And whereas it is the duty of parliament to ensure that marriage, as it has always been known and understood in Canada, be preserved and protected;
Therefore your petitioners pray that parliament enact legislation...so as to define in statute that a marriage can only be entered into between a single male and a single female.
In this petition we see the anxiety of thousands of Canadians who took the time to sign and submit petitions to parliament.
We also see that the courts are requesting leadership by lawmakers on key public policy issues such as this.
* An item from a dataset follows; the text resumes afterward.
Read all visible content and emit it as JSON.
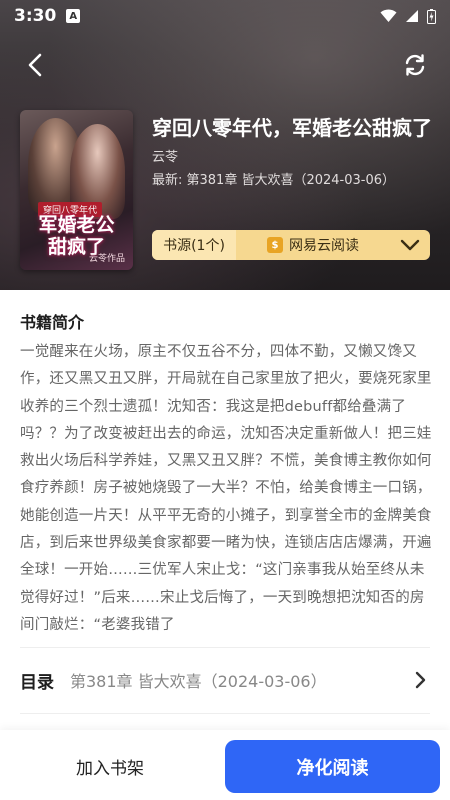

There is a clear precedent that the courts are prepared to fill in any blanks in respect of these kinds of issues, and sometimes even to rewrite our laws.
We have for example a quote from an article in the Financial Post where a financial planner observes:
—the law, whether by statute or judiciary, is slowly but surely transforming the notion of “family”...the Egan case said...the definition of spouse in the Old Age Security Act, which requires couples to be of the opposite sex, contravenes the Charter of Rights. But the contravention was saved by the holding...that the discrimination is acceptable in a free and democratic society.
There was one dissenting judge even on that exception. The commentator went on to say:
We don't believe that such a change is likely in the foreseeable future and we are certainly not about to embark upon a campaign for change. On the other hand, we do recognize that societal norms are changing and that even if the politicians are super cautious, a goodly part of the judiciary does not seem to be intimidated.
When there is commentary like that, our citizens are concerned. They wonder what is going to happen.
There is also the matter of Bill C-78 wherein the provisions of the public service pension act were extended to same sex couples. This provision of the bill caused real anxiety not only in the public but there was some strong reaction by members of the House.
There was the perception that the government was changing some of the notions and the definitions of relationships in our society by stealth. I do not want to be unkind but I think that was the impression a lot of members of the House got, that buried deep in these big bills were going to be the kind of changes to the whole notions and constructs of our society that would not be acceptable to many Canadians.
When we see that courts have said that a couple is a couple is a couple and that spouse is not limited to marriage partner, in the long run people ask themselves, will the distinction between a union to procreate and nurture children and all other types of relationships be lost?
This leads me to the purpose of bringing forward this motion today is to give us as members of parliament the opportunity to say that we are determined to be vigilant in regard to these very key elements of our social make-up and that we mean business about ensuring the stability of this key social construct. If there is doubt, let us clear it up. If it takes a day of debate to do that, then I think it is a very worthwhile day of debate.
There are a number of reasons the institution of marriage is important. In the book It Takes Two: The Family in Law and Finance by Allen and Richards it is stated:
Marriage is an efficient institution. Were there a more efficient means to raise children, marriage would not have lasted over the millennia as the primary form of organization for procreation and social structure. Raising children, not just providing for them physically but embodying them with what is good and productive, is a complicated business. Historically, the family has been a type of “firm” that has provided parents with proper incentives to see the job through.
Traditionally, marriage has been viewed as a relationship in which there are many stakeholders: children, parents, the church and the state. Ours may be a more secular (society) but that does not absolve us from collectively caring about the success of marriage as an institution.
I appreciate that all members of the House are prepared to show leadership on this important issue.